▶ _The input_:
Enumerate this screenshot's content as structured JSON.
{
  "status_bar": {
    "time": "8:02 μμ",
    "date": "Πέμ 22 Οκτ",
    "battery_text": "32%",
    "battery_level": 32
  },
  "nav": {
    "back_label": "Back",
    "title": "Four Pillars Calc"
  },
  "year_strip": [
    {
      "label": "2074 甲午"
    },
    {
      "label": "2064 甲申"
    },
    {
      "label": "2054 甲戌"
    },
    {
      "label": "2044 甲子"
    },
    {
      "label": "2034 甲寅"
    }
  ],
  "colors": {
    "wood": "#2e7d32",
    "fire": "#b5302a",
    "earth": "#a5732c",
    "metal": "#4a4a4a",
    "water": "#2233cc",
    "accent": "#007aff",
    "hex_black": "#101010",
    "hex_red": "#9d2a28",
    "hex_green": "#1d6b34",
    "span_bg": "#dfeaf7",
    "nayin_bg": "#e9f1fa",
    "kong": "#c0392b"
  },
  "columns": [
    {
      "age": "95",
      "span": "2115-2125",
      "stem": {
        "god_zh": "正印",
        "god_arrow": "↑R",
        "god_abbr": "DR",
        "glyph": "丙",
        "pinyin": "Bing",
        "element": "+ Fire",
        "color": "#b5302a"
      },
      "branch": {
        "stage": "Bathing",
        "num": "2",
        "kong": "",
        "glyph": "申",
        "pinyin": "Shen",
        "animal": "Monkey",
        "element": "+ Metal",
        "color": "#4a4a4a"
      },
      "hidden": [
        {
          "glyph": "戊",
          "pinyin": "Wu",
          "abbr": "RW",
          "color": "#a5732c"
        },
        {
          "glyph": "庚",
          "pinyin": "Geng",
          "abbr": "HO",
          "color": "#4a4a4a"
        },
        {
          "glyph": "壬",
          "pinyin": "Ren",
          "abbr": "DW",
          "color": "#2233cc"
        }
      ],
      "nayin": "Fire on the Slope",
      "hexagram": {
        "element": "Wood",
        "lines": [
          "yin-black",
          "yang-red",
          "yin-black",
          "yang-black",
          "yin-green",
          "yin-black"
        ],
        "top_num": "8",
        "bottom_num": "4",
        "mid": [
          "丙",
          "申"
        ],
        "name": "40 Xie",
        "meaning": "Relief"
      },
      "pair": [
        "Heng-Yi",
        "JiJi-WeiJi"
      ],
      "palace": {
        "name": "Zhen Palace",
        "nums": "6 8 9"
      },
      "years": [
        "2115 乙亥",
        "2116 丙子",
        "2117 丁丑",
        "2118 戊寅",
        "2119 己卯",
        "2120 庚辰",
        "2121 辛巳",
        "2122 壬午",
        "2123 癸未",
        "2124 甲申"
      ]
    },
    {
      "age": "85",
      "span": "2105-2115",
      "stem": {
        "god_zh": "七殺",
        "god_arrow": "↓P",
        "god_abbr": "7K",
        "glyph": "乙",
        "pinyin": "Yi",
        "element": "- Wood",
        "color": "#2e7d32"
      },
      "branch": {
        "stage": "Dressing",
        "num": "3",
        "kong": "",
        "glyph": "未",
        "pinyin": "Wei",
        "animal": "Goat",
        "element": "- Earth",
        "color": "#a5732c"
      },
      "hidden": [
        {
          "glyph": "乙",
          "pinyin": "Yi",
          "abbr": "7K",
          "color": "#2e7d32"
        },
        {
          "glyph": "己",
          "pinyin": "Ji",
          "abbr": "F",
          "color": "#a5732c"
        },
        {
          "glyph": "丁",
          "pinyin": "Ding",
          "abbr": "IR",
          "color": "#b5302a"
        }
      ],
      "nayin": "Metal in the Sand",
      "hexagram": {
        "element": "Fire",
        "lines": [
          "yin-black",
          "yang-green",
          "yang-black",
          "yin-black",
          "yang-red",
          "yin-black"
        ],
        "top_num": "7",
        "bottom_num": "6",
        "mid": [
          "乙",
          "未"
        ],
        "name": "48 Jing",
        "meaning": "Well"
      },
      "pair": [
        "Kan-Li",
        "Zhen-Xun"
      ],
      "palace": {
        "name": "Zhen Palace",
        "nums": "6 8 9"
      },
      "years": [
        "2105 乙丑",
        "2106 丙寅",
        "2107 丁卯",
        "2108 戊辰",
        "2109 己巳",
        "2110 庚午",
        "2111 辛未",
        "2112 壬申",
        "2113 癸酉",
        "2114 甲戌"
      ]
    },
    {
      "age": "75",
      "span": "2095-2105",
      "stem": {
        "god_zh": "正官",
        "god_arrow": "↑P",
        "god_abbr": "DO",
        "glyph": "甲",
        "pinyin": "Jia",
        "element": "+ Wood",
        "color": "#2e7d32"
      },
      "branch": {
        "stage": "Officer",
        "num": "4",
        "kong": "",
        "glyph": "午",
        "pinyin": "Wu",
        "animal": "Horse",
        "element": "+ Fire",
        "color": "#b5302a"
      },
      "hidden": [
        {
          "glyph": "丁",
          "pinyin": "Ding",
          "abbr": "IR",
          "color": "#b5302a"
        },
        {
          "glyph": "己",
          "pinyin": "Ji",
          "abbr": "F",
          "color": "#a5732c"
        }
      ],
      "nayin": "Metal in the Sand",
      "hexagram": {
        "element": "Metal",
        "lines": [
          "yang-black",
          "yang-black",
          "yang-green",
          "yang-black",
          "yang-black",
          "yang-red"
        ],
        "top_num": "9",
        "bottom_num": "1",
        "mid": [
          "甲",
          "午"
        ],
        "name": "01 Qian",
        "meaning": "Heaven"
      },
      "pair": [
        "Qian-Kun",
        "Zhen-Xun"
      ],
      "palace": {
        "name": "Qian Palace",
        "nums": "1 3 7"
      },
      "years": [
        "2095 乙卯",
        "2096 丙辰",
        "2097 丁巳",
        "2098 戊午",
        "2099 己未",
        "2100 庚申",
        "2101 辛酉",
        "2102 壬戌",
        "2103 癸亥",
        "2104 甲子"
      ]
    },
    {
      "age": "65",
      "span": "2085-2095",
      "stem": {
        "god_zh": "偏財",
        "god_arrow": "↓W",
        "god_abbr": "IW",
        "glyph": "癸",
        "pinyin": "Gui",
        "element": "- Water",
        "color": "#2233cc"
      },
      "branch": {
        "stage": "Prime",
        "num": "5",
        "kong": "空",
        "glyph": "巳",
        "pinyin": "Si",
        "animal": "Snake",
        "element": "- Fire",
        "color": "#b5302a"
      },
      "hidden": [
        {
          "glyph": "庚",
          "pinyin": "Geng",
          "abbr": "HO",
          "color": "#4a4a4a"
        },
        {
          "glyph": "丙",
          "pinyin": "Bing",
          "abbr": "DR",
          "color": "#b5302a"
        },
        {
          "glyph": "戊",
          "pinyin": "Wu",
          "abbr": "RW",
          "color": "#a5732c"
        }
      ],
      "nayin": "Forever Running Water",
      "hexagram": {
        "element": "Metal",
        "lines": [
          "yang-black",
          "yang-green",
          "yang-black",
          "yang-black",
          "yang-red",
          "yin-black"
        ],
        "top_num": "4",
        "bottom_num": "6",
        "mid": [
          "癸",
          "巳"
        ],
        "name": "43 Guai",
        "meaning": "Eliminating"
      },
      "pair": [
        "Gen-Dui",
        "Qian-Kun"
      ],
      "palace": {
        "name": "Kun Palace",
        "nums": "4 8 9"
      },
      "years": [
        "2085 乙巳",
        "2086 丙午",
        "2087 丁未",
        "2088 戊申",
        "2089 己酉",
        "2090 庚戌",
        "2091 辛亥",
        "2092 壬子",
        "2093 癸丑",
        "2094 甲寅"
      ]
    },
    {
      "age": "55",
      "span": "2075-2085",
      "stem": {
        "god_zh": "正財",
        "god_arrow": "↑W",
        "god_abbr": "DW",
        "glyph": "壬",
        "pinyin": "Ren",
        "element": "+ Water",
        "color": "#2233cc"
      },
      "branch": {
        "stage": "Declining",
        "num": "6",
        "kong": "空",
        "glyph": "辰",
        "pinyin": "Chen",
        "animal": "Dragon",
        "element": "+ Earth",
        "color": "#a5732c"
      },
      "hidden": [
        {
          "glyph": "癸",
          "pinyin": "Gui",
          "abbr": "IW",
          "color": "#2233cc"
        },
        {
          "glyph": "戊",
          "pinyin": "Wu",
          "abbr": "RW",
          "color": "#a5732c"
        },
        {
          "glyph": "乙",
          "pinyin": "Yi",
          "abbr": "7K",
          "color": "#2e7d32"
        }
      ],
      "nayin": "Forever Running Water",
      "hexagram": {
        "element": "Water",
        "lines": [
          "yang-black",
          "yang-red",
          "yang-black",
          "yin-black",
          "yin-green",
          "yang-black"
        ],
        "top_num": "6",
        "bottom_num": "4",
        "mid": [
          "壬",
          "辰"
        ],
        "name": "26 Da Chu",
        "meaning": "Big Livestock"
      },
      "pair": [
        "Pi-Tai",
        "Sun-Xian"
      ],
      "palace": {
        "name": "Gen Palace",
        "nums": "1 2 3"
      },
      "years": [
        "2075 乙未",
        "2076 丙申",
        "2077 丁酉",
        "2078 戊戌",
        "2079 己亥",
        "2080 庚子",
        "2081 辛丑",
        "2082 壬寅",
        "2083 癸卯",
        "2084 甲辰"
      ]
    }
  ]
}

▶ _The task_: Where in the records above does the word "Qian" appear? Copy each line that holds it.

▶ _Task solution_:
        "name": "01 Qian",
        "Qian-Kun",
        "name": "Qian Palace",
        "Qian-Kun"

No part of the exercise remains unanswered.